Generally though, we are still dependant on support for infrastructure development (eg solar or water purification technology). With investment upfront we can then run the project as a social business and become independent from there in. India offers a wealth of such private-NGO partnerships through the 2014 CSR Act which we are hoping to access.
Right now we are also in discussion as to what enterprise to create next aided by our solar facility. Front runners are dairy chilling (milk goes sour in a very short period of time) and polyhouses for the introduction of higher yield farming - all to be decided soon but the possibilities in these areas are many - even if execution requires some more refinement:)

All the best for you in your work,

Tara & United for Hope

Spam
Photo of Udayan
Team

The cities in India are overpopulated and the infrastructure is unable to support this. Migrants live in squalor because of economic need. There is a wealth of brain power in rural areas that can be utilized through education and entrepreneurship. United for Hope has a great vision for achieving this.
What are the best skills to develop in the rural environment to meet this challenge as per your program?

Spam
Photo of United for Hope
Team

Hi Udayan thank you very much for your comment and the appreciation towards our vision and project. Generally speaking, literacy is, of course, one of the top skills that need to be addressed. We do so through our basic education for adults and children. But we also have further identified several 'best' skills for the rural population addressing different levels and needs:

1) English & Computer as basic employment skills: English is very much needed in these parts especially to grow tourism which further creates job opportunities and generally increases local income. Likewise, often higher level jobs require English as well as basic Computer skills. Thus, these skills are aimed at young college graduates and literate people wanting to advance their skills.

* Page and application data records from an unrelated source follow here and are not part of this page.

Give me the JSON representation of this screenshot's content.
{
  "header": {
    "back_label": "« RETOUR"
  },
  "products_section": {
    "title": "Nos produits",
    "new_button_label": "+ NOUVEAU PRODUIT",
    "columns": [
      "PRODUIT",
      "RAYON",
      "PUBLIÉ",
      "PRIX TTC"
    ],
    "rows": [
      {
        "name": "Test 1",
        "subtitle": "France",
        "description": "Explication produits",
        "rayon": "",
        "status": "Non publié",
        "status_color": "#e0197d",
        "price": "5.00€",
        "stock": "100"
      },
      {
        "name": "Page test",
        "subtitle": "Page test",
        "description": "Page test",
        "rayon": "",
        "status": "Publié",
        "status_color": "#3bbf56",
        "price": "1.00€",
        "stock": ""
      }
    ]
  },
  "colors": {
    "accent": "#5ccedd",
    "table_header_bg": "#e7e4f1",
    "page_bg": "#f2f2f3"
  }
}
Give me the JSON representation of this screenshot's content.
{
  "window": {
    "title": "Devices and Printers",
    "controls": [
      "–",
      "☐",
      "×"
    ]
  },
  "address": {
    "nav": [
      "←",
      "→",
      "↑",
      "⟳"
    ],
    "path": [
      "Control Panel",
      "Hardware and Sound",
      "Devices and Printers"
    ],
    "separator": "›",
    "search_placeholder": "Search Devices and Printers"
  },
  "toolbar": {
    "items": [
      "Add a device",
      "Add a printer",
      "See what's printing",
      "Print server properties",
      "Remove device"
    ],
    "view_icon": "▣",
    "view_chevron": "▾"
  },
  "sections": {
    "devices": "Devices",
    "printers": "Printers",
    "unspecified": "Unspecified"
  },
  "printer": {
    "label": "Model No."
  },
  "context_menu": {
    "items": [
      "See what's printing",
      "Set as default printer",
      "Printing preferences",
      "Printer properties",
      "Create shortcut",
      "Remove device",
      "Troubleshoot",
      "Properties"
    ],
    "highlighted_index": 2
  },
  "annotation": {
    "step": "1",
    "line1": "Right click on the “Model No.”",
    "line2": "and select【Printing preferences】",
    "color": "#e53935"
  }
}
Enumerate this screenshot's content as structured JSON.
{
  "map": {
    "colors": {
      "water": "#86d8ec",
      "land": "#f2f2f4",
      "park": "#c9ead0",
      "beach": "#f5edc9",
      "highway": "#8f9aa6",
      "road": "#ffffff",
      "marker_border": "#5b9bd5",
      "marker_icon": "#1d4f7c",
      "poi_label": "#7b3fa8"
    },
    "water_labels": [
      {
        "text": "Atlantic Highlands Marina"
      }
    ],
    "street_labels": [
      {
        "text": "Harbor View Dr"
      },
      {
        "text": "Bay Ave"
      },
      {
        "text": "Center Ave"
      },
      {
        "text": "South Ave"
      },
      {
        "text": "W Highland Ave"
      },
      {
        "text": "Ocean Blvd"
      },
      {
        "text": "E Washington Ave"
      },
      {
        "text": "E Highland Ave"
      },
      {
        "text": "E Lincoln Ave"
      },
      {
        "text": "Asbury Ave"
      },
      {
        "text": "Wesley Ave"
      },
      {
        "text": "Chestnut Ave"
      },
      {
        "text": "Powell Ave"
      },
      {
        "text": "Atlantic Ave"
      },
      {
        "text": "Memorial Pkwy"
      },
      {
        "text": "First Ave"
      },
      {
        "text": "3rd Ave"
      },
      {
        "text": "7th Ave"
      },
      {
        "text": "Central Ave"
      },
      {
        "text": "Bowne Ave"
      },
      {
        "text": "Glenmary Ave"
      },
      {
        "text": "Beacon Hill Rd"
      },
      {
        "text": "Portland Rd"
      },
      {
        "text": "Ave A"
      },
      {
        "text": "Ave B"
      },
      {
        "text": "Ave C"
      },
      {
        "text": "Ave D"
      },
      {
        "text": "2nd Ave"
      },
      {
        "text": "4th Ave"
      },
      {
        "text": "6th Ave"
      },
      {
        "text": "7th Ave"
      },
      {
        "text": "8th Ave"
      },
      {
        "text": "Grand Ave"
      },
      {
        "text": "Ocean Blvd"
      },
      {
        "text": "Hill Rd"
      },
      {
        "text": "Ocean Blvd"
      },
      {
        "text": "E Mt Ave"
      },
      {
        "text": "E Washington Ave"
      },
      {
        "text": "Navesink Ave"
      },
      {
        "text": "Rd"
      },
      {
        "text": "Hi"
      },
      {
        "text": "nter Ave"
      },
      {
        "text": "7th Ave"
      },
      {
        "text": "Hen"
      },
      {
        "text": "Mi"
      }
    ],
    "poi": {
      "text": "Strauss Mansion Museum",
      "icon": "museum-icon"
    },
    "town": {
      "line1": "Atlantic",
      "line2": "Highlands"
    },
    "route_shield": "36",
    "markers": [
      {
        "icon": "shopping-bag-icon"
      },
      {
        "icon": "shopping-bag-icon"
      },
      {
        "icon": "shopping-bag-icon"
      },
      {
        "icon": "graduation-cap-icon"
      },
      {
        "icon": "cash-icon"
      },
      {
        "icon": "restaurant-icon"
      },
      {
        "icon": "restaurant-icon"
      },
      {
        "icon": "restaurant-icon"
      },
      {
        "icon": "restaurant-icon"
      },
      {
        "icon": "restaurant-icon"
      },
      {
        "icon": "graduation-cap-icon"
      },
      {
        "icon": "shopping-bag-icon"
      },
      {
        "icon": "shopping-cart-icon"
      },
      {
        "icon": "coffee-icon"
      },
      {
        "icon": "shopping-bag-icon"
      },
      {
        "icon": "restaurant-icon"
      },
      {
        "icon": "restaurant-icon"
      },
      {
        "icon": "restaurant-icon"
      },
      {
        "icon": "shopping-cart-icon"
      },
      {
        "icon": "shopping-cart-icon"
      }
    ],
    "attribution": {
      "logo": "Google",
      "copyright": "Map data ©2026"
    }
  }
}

2) Vocational classes concerning the agricultural and technical sector with special focus on nudging towards sustainable entrepreneurial activities. Creating new jobs through new businesses is the most critical and important point. Such skills include knowledge about installation and maintenance of solar systems (as experts are mostly further away in cities), general electrical knowledge, dairy farming, mushroom cultivation etc. We believe that the general sense of 'jugaad' combined with proper instructions around the skill and a nudge towards entrepreneurial activities can seriously increase the number of new businesses and job opportunities.

I hope that this answers your question. If you have any further questions, please don't hesitate to ask!

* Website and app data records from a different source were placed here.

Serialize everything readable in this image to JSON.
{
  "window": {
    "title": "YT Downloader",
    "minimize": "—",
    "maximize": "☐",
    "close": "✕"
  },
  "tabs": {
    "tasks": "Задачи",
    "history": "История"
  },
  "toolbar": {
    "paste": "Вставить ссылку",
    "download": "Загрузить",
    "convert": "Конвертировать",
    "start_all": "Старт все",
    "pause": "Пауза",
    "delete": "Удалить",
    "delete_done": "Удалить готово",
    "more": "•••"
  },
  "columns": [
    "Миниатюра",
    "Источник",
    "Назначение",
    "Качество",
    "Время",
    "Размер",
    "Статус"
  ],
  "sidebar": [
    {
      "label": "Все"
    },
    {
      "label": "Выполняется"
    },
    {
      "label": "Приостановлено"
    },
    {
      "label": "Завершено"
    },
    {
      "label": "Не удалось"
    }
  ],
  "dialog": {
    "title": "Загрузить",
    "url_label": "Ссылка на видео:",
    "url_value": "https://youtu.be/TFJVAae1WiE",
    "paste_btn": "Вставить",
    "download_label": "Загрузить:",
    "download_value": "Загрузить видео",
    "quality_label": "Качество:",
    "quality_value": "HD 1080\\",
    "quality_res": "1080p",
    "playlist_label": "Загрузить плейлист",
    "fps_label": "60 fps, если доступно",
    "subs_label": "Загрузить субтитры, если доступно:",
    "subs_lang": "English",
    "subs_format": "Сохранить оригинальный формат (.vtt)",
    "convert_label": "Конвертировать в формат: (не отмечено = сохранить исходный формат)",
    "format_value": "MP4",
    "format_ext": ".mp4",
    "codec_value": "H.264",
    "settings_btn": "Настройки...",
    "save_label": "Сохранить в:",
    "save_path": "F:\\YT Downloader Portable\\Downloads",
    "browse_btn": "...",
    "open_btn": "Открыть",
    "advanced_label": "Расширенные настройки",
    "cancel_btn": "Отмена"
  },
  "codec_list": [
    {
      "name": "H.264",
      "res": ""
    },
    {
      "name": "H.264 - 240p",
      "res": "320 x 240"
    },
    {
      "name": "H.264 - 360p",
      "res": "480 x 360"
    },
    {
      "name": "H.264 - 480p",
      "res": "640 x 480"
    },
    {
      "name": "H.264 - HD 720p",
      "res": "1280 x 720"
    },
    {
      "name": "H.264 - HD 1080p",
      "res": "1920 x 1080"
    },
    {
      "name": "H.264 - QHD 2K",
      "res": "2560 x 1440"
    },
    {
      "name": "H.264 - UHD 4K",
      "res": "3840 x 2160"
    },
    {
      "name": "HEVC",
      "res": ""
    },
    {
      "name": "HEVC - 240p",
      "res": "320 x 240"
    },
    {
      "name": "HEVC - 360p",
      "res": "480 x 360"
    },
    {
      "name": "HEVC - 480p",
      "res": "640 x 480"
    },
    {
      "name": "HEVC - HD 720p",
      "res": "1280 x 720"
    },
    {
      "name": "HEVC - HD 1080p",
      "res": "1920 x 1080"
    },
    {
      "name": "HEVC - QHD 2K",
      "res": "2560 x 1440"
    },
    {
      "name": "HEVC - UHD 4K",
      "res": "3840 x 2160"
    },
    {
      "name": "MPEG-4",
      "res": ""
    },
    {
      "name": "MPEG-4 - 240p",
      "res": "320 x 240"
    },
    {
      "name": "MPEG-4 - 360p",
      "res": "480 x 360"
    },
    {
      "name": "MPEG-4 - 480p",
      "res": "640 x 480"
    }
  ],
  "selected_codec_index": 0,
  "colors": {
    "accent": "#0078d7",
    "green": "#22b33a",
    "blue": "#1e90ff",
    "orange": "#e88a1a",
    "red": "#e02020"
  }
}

Spam
Photo of Tara McCartney
Team

Dear Ideoers,
I am the Director of this organisation. Thank you for taking the time to read about our project. If you have any feedback, questions or suggestions for collaboration, we would be most happy to hear from you. Best, Tara